**Required work**
Once a line is found to contain "selected", copy it out of the listing.

**Record excerpts**

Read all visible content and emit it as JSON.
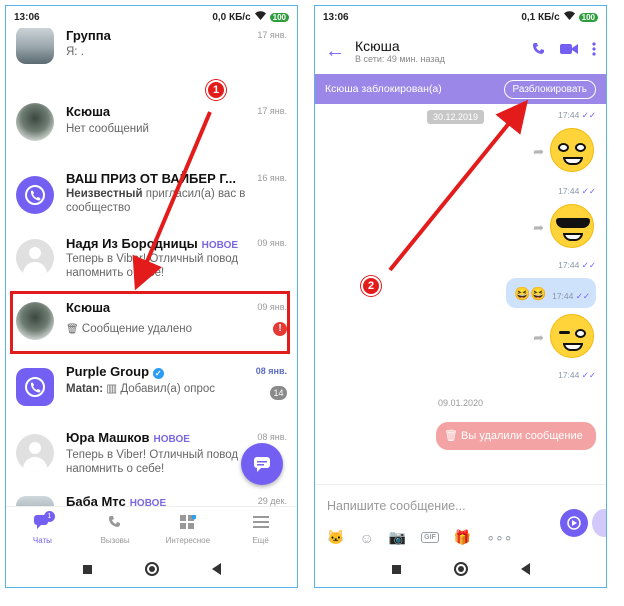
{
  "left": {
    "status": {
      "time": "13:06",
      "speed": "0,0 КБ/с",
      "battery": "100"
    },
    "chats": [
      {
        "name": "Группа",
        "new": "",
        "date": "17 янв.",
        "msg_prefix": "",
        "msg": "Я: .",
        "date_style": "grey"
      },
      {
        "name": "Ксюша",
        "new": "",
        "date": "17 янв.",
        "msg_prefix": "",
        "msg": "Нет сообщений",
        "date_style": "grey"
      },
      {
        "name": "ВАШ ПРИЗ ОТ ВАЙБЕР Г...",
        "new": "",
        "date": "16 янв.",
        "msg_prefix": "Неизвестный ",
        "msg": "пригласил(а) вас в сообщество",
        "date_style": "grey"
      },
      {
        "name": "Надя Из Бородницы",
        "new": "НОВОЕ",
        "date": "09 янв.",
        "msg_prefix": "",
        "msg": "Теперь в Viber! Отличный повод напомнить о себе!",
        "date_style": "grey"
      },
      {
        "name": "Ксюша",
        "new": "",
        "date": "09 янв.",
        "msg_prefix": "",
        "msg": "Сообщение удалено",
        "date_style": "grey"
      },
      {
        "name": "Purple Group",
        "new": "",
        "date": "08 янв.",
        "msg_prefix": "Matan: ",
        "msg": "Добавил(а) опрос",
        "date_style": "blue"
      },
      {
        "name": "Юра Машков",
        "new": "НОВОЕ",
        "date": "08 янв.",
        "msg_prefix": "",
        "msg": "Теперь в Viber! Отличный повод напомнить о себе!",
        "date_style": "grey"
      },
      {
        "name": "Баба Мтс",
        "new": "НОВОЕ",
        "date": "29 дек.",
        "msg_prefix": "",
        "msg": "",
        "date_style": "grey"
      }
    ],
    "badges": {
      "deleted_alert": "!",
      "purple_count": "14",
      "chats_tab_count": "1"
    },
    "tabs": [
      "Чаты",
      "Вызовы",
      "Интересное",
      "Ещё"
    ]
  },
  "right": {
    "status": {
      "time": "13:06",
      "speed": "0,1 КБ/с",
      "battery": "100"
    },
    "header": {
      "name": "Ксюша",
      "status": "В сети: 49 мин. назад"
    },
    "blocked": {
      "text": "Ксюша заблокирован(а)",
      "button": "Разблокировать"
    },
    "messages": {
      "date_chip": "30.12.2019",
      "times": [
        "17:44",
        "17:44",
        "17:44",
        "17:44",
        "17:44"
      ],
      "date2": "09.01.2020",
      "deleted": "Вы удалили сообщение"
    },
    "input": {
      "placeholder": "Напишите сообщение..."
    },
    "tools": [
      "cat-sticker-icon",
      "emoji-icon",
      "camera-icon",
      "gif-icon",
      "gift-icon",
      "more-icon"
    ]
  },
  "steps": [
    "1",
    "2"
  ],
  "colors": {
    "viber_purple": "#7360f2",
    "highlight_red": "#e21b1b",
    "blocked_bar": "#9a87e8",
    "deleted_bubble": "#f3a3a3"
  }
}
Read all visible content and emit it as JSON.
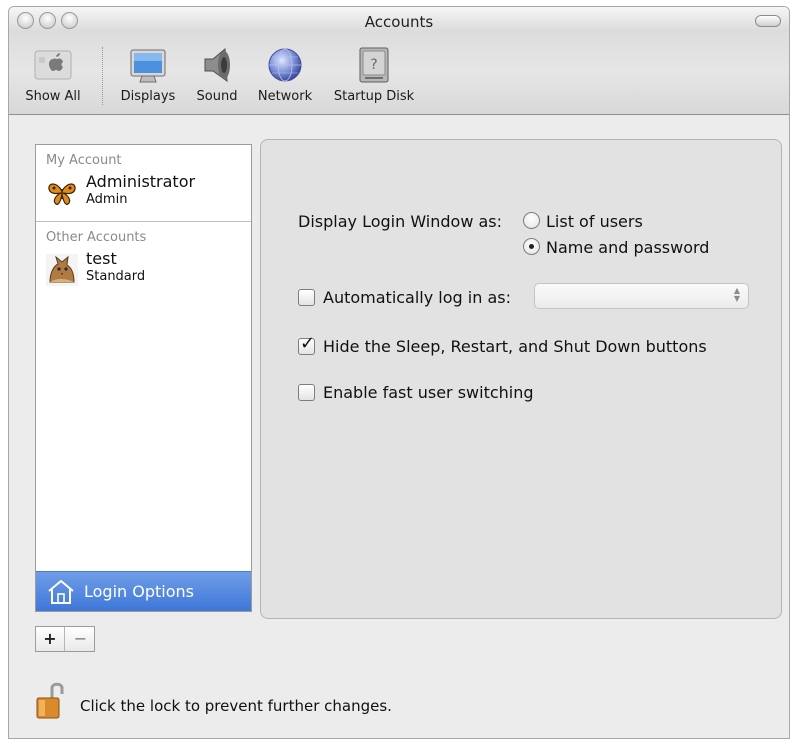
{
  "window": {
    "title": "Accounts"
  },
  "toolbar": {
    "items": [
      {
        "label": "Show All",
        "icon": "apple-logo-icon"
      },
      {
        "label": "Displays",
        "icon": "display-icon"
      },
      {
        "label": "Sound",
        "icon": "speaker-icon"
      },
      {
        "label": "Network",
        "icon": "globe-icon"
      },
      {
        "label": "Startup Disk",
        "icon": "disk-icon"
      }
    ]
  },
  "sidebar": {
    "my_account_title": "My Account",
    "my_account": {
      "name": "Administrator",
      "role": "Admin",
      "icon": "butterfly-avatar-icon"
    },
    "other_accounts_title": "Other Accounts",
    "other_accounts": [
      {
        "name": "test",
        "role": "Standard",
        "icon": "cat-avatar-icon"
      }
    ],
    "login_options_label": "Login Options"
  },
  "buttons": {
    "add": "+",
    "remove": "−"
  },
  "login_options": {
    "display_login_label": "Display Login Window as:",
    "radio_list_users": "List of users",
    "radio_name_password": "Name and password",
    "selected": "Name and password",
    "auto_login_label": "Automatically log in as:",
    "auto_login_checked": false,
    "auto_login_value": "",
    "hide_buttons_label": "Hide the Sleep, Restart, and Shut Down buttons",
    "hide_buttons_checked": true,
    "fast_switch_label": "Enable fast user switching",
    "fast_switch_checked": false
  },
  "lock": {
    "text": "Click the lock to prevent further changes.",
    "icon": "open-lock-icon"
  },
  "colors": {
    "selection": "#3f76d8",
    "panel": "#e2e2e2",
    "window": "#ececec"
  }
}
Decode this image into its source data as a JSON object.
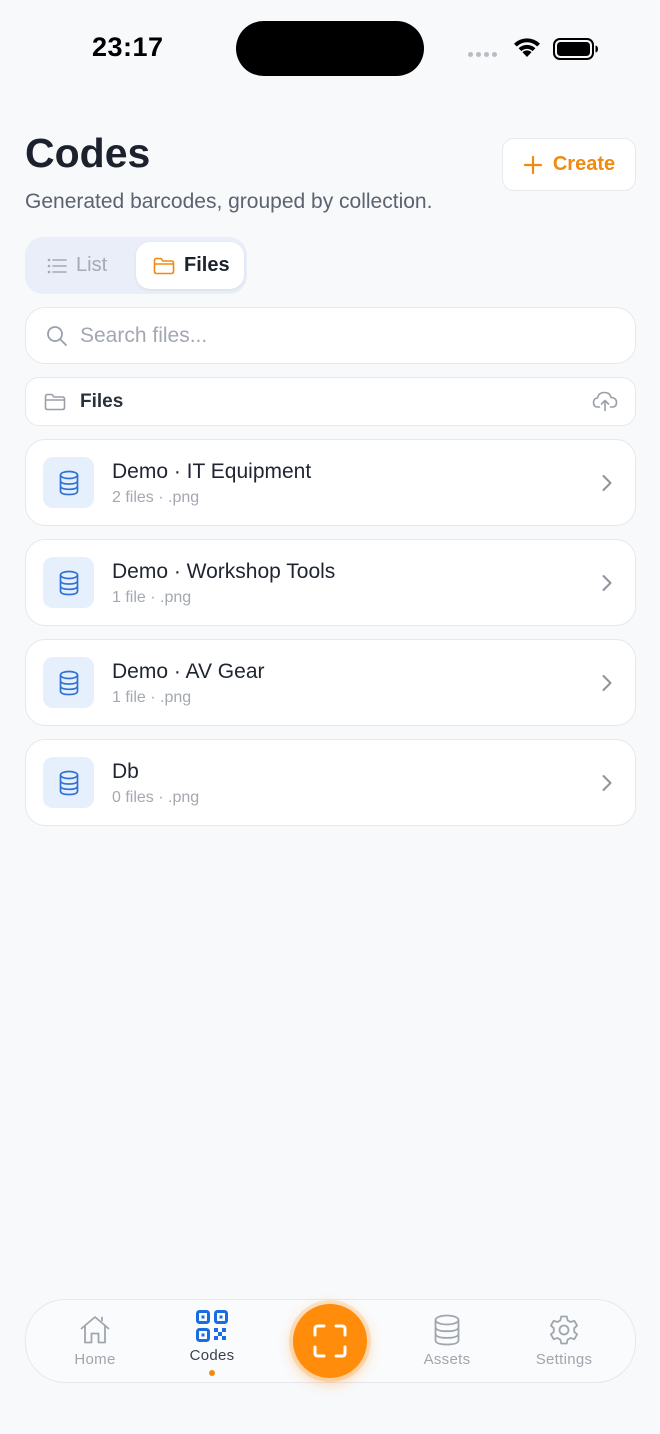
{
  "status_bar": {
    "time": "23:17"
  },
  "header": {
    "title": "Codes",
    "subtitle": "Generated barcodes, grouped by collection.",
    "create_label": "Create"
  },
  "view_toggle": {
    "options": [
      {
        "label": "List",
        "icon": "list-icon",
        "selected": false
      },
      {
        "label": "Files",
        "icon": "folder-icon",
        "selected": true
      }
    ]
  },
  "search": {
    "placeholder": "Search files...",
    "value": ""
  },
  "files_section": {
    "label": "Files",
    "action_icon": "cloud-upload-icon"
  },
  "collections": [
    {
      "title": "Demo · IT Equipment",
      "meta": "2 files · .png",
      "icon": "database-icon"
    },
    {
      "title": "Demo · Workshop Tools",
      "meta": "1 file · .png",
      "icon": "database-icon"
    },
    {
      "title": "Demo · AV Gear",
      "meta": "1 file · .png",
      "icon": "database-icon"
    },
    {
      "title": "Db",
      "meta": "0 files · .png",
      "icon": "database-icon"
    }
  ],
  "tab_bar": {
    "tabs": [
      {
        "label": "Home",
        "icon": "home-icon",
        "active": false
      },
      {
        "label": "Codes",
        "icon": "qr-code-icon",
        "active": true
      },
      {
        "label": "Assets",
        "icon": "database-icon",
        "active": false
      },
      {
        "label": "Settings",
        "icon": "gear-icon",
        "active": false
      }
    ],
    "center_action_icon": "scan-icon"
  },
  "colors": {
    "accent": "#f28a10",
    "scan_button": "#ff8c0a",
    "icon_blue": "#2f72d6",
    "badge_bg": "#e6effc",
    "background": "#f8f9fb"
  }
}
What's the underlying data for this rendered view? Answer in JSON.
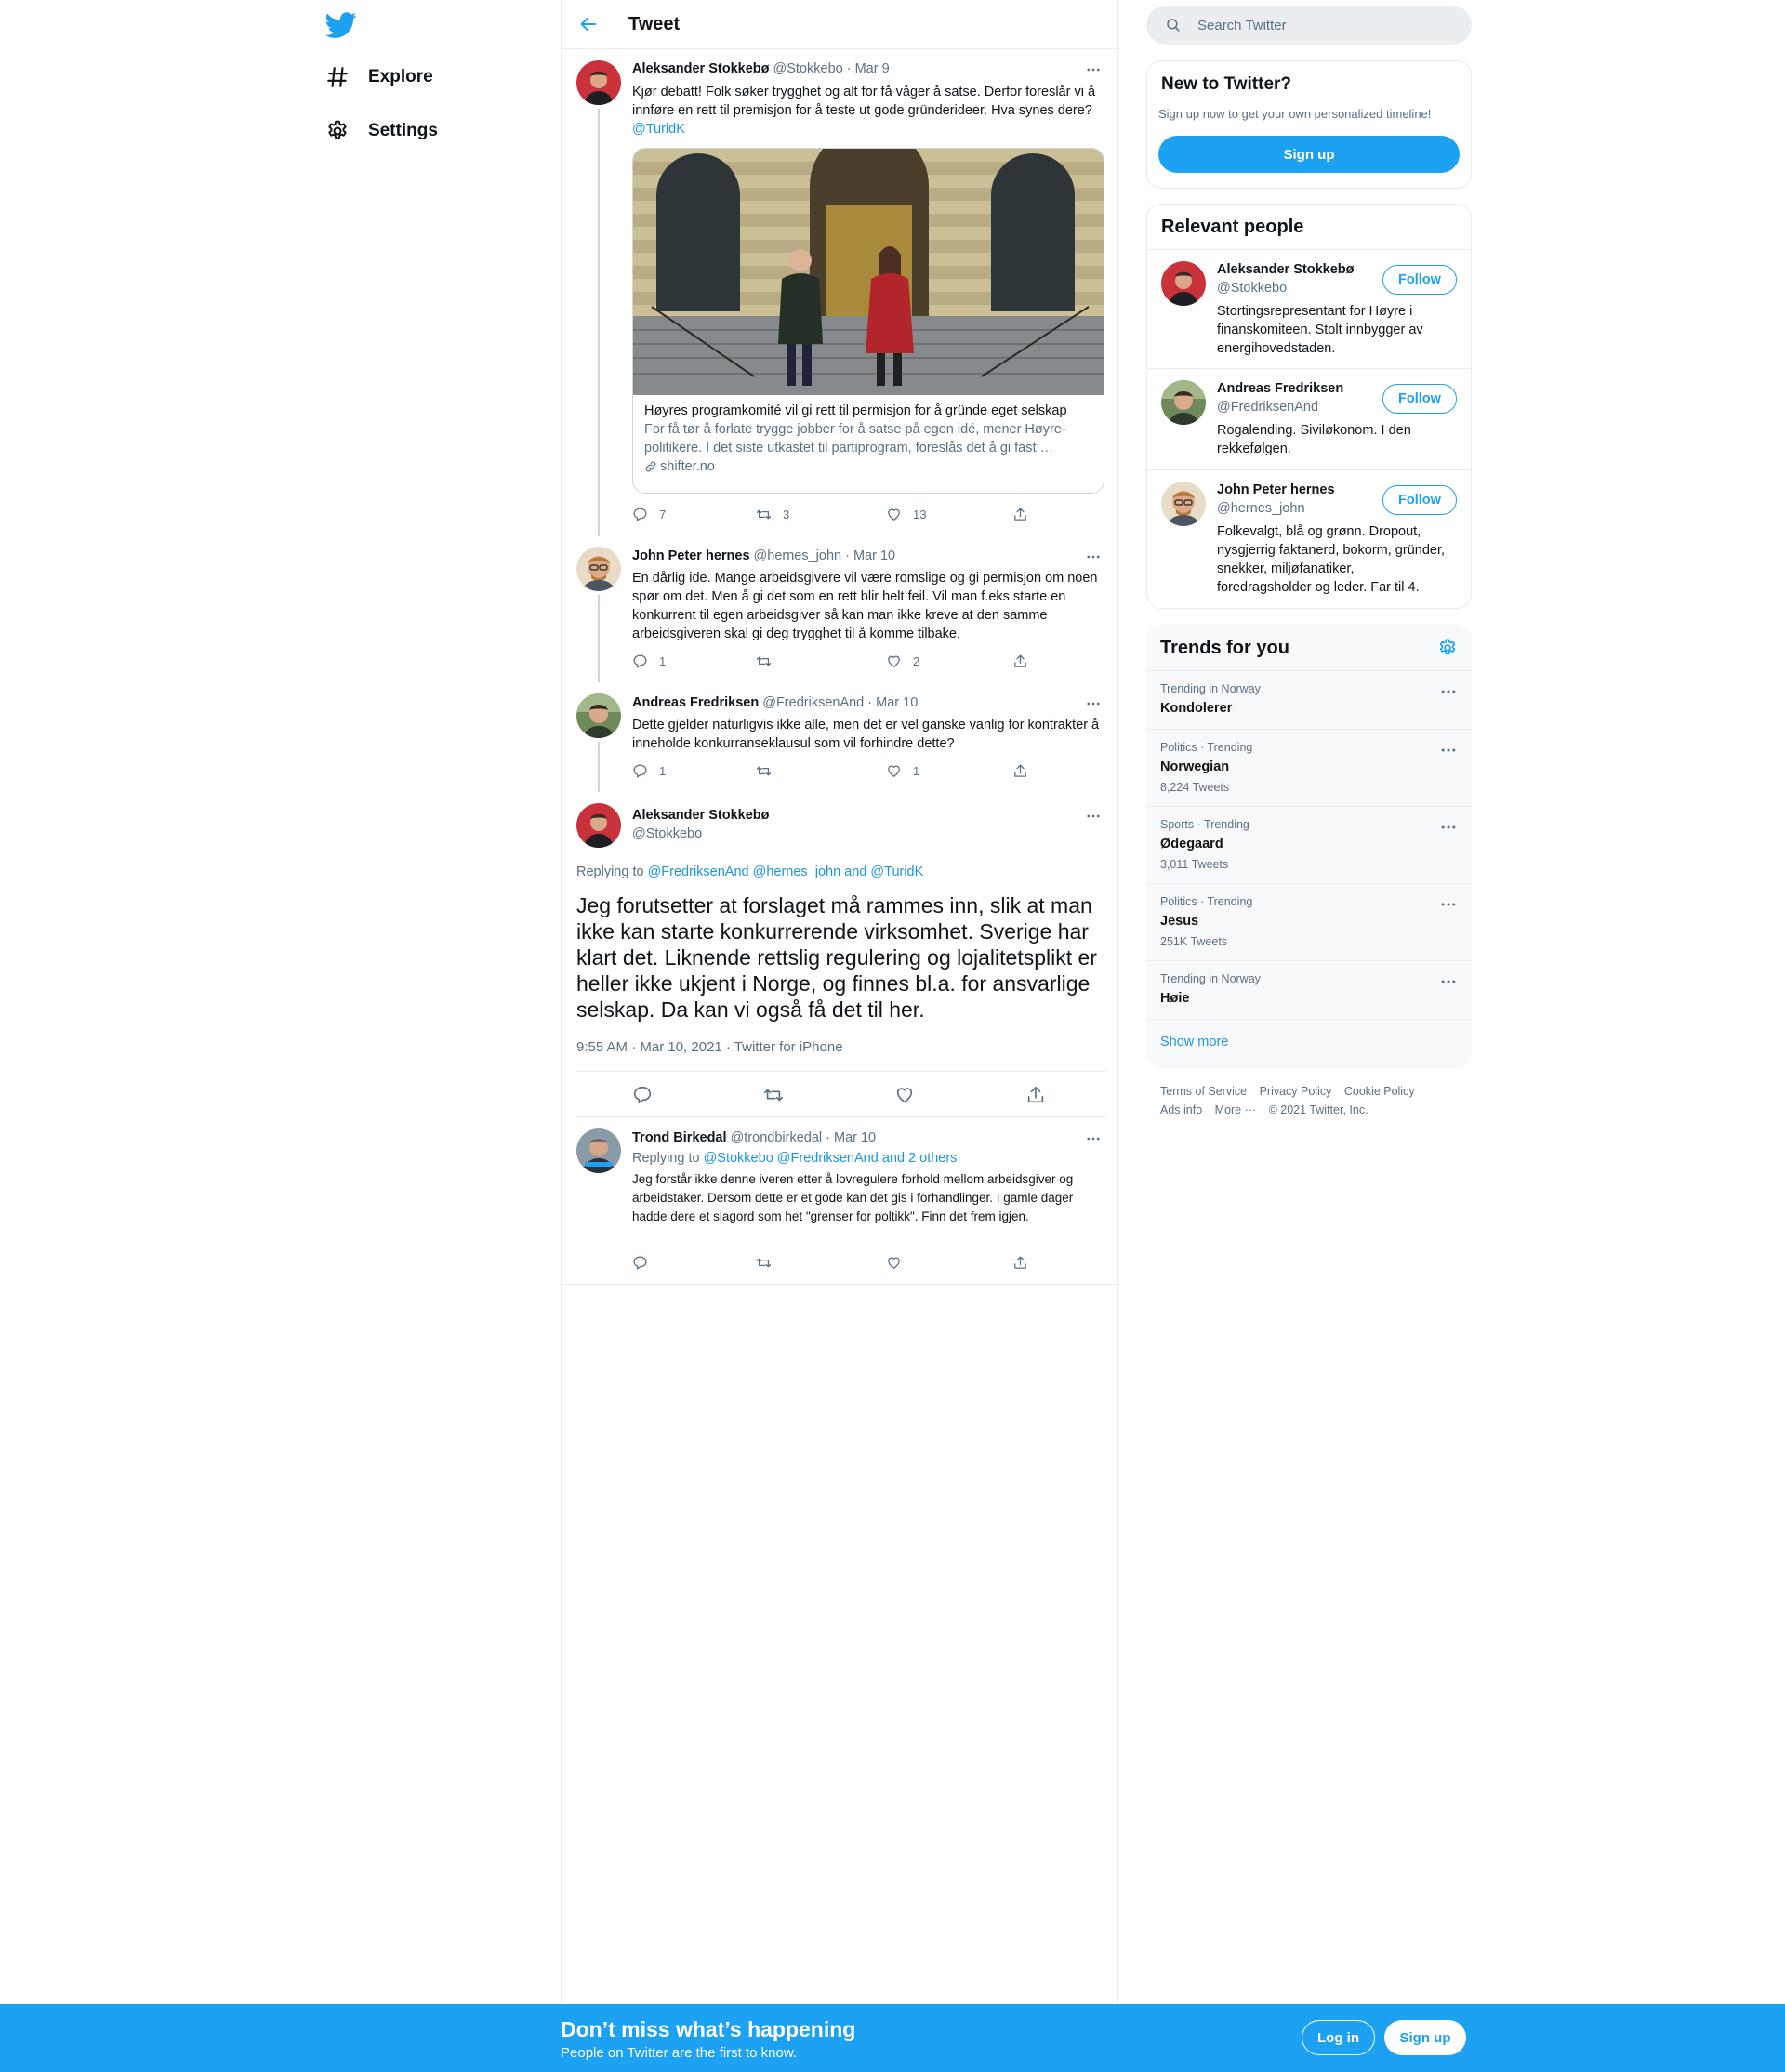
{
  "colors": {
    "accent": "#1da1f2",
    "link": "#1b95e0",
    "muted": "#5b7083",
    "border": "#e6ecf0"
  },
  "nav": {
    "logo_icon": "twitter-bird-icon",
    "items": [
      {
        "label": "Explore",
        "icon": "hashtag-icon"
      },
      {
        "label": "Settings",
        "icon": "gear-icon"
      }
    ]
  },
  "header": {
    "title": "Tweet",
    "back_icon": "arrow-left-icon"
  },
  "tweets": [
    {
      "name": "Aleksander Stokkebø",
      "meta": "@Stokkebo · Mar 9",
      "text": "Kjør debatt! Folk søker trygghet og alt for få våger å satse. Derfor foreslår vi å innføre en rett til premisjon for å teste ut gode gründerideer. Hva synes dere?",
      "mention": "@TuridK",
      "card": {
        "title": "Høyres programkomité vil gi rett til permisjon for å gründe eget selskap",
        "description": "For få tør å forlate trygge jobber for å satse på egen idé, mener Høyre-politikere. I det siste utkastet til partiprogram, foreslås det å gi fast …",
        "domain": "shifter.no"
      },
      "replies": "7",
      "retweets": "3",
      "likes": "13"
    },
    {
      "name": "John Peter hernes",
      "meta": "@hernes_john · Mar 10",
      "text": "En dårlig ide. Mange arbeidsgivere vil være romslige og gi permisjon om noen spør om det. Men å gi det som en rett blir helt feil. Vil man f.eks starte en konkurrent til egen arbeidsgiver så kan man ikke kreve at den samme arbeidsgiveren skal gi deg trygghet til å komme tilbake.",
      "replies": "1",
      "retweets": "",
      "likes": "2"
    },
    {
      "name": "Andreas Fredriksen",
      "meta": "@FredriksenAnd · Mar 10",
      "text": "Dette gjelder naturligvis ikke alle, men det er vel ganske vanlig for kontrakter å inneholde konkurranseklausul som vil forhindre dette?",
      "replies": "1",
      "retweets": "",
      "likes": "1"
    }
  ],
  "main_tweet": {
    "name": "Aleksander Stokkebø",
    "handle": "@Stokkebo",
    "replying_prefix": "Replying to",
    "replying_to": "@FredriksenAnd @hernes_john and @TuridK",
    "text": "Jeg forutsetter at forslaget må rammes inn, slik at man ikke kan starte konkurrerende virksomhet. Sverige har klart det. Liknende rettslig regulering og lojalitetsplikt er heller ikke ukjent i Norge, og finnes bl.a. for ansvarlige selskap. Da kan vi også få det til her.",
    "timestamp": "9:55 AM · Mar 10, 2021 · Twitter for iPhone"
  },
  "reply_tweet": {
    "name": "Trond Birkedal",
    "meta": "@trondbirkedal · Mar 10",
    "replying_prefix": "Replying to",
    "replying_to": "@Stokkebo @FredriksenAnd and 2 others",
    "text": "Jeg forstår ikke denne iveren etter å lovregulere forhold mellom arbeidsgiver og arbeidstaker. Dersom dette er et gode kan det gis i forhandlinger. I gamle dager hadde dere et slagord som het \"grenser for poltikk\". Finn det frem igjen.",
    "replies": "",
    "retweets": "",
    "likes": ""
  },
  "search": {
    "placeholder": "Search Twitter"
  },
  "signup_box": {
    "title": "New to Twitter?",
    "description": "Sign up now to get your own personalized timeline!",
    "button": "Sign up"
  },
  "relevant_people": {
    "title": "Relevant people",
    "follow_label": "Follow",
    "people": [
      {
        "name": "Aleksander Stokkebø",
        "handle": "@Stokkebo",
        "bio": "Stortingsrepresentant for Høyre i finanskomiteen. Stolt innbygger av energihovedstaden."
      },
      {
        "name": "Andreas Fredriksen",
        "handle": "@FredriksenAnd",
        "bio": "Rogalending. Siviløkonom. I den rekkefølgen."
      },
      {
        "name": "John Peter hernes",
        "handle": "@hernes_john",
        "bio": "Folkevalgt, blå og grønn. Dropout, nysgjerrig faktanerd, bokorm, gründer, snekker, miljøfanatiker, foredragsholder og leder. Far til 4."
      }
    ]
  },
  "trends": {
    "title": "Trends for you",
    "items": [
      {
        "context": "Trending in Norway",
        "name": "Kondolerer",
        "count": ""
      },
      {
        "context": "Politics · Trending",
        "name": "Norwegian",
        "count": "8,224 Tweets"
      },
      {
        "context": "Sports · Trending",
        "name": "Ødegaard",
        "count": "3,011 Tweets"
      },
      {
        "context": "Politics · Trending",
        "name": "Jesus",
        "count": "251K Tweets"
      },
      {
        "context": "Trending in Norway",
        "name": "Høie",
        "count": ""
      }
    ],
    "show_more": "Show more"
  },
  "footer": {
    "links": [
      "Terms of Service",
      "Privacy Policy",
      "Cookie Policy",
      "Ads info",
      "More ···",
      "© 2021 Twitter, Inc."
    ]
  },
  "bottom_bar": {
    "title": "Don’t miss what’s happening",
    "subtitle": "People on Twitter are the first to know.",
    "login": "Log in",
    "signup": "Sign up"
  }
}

**Result of the exercise**
    "selected": "Name and password",
        "selected": false
        "selected": true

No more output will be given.